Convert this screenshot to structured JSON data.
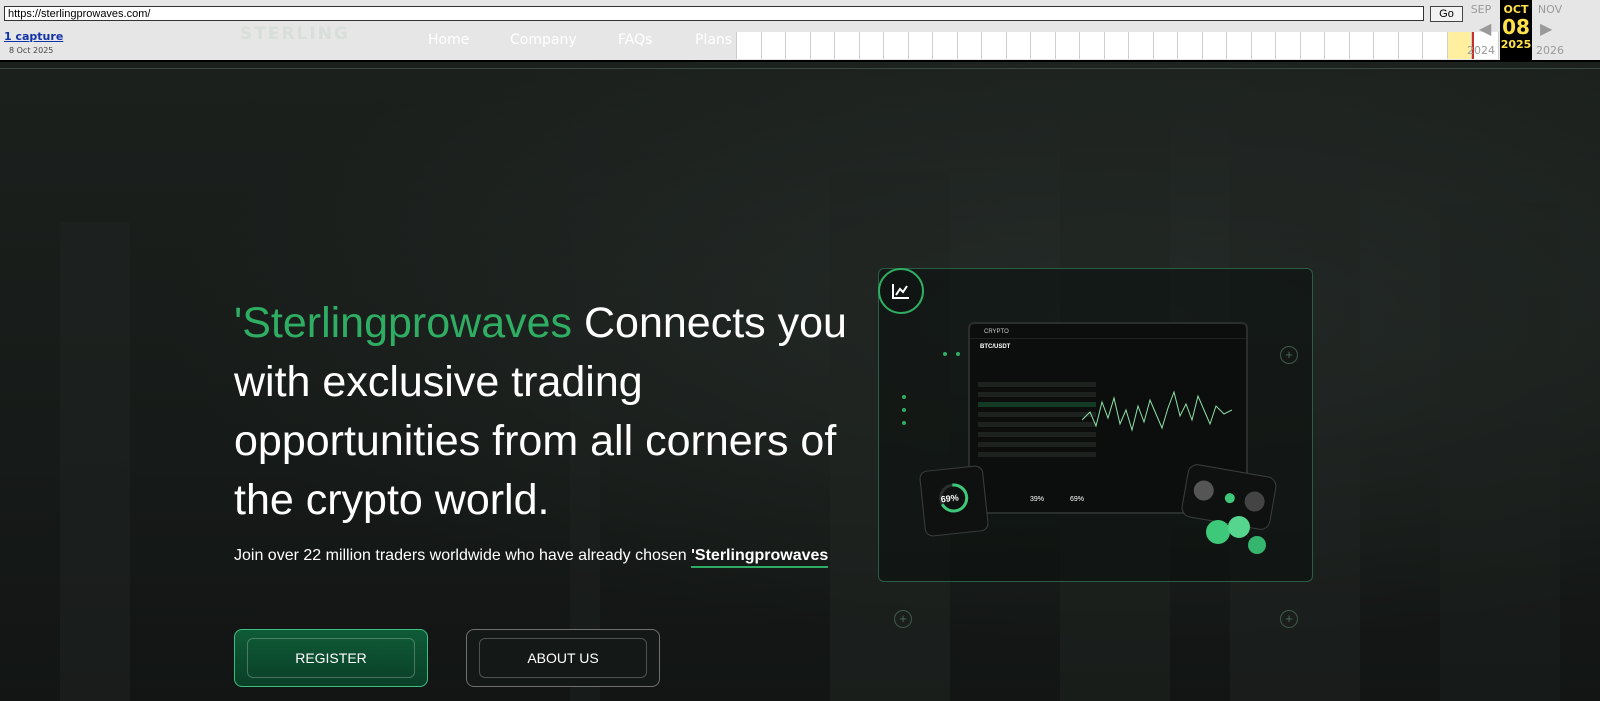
{
  "wayback": {
    "url": "https://sterlingprowaves.com/",
    "go_label": "Go",
    "captures_label": "1 capture",
    "capture_date": "8 Oct 2025",
    "prev_month": "SEP",
    "prev_year": "2024",
    "cur_month": "OCT",
    "cur_day": "08",
    "cur_year": "2025",
    "next_month": "NOV",
    "next_year": "2026"
  },
  "nav": {
    "logo_text": "STERLING",
    "items": [
      "Home",
      "Company",
      "FAQs",
      "Plans"
    ]
  },
  "hero": {
    "headline_brand": "'Sterlingprowaves",
    "headline_rest": " Connects you with exclusive trading opportunities from all corners of the crypto world.",
    "sub_text": "Join over 22 million traders worldwide who have already chosen ",
    "sub_brand": "'Sterlingprowaves",
    "register_label": "REGISTER",
    "about_label": "ABOUT US"
  },
  "dashboard": {
    "app_name": "CRYPTO",
    "pair": "BTC/USDT",
    "gauge_1": "69%",
    "gauge_2": "39%",
    "gauge_3": "69%"
  },
  "colors": {
    "accent": "#2fae63",
    "background": "#151917",
    "toolbar": "#e6e6e6"
  }
}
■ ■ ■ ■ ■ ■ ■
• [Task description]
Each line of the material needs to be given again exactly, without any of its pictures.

• [Finished task]
Convert this screenshot to structured JSON data.
{
  "wayback": {
    "url": "https://sterlingprowaves.com/",
    "go_label": "Go",
    "captures_label": "1 capture",
    "capture_date": "8 Oct 2025",
    "prev_month": "SEP",
    "prev_year": "2024",
    "cur_month": "OCT",
    "cur_day": "08",
    "cur_year": "2025",
    "next_month": "NOV",
    "next_year": "2026"
  },
  "nav": {
    "logo_text": "STERLING",
    "items": [
      "Home",
      "Company",
      "FAQs",
      "Plans"
    ]
  },
  "hero": {
    "headline_brand": "'Sterlingprowaves",
    "headline_rest": " Connects you with exclusive trading opportunities from all corners of the crypto world.",
    "sub_text": "Join over 22 million traders worldwide who have already chosen ",
    "sub_brand": "'Sterlingprowaves",
    "register_label": "REGISTER",
    "about_label": "ABOUT US"
  },
  "dashboard": {
    "app_name": "CRYPTO",
    "pair": "BTC/USDT",
    "gauge_1": "69%",
    "gauge_2": "39%",
    "gauge_3": "69%"
  },
  "colors": {
    "accent": "#2fae63",
    "background": "#151917",
    "toolbar": "#e6e6e6"
  }
}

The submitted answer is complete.